(PROVIDED INFORMATION Opens)

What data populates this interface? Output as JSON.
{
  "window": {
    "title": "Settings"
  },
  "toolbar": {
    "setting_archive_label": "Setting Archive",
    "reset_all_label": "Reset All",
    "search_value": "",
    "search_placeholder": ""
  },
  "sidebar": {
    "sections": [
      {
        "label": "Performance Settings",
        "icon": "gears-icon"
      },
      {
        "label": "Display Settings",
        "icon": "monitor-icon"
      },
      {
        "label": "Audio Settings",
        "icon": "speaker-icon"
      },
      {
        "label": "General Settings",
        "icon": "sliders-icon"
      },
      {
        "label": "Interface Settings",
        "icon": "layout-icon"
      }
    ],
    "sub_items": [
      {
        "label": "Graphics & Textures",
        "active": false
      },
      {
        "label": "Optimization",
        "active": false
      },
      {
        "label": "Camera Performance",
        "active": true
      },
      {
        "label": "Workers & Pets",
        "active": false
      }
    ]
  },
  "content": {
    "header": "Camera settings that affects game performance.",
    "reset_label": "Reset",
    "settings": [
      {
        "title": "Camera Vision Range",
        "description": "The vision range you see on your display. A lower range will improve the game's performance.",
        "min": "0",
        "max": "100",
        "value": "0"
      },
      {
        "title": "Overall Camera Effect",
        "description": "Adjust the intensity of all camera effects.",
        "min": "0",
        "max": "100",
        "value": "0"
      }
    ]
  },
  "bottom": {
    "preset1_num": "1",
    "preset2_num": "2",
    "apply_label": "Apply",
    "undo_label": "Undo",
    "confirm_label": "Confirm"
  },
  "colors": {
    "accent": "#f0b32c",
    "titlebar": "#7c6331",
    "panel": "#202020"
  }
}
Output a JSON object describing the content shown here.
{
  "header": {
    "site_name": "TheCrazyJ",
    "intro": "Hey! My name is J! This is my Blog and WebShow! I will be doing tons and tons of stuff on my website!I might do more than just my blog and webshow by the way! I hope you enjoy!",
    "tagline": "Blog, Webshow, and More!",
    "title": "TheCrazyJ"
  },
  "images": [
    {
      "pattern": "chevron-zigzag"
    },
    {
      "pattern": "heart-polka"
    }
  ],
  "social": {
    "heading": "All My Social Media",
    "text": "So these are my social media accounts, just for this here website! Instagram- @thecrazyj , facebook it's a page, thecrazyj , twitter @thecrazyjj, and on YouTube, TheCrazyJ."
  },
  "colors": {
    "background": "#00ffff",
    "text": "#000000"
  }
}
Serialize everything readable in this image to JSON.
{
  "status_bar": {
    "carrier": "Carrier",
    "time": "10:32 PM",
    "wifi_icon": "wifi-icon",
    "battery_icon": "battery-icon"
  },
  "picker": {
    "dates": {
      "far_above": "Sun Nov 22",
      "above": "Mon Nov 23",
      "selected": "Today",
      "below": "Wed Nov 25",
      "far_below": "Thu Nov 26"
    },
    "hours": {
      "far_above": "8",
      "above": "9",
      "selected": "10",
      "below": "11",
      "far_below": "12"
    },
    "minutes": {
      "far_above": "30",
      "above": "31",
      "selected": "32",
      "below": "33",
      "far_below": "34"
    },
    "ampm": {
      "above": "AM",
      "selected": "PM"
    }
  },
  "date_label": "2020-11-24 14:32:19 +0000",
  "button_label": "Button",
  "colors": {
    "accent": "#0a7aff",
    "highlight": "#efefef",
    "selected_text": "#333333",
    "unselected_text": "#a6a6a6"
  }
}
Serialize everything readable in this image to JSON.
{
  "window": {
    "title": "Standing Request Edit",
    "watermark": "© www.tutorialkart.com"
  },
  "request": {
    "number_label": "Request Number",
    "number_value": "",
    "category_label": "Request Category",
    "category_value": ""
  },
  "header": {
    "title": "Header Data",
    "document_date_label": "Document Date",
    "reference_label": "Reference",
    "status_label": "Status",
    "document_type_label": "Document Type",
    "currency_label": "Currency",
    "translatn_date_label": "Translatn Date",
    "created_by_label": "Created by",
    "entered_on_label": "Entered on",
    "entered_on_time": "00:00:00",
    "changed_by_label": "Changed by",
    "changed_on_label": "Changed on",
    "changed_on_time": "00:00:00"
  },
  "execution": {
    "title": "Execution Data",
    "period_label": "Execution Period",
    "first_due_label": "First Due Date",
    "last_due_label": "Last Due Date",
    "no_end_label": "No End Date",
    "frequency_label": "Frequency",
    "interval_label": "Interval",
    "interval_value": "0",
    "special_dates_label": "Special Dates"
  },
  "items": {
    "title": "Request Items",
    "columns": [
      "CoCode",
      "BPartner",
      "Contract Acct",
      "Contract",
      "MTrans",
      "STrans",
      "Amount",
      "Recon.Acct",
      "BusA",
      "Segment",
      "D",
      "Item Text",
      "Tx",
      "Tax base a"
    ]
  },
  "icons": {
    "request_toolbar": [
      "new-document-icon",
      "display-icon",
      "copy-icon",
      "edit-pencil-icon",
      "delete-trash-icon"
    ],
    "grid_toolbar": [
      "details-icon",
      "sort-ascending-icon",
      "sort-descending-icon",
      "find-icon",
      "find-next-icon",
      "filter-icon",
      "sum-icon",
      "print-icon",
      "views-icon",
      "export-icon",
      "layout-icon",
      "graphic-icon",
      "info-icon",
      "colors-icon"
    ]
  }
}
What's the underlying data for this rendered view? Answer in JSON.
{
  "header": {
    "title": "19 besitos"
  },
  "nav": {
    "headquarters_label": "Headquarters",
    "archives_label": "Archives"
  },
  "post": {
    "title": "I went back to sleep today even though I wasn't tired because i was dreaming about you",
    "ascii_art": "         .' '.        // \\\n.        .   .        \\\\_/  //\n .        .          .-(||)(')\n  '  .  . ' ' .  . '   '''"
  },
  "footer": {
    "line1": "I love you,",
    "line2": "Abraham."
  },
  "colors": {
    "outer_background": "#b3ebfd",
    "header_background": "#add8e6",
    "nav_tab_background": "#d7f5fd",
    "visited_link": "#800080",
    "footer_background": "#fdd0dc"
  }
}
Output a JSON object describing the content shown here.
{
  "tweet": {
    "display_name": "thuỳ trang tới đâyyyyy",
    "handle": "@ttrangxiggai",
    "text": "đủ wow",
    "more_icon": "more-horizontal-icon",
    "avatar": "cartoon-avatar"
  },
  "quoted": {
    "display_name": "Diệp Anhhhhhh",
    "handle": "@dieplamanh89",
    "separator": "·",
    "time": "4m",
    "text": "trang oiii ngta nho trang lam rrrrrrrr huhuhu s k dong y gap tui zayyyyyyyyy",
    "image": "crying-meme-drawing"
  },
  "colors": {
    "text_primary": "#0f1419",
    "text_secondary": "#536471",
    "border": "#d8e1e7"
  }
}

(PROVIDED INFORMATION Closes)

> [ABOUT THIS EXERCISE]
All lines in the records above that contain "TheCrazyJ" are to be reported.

> [EXERCISE ANSWER]
    "site_name": "TheCrazyJ",
    "title": "TheCrazyJ"
    "text": "So these are my social media accounts, just for this here website! Instagram- @thecrazyj , facebook it's a page, thecrazyj , twitter @thecrazyjj, and on YouTube, TheCrazyJ."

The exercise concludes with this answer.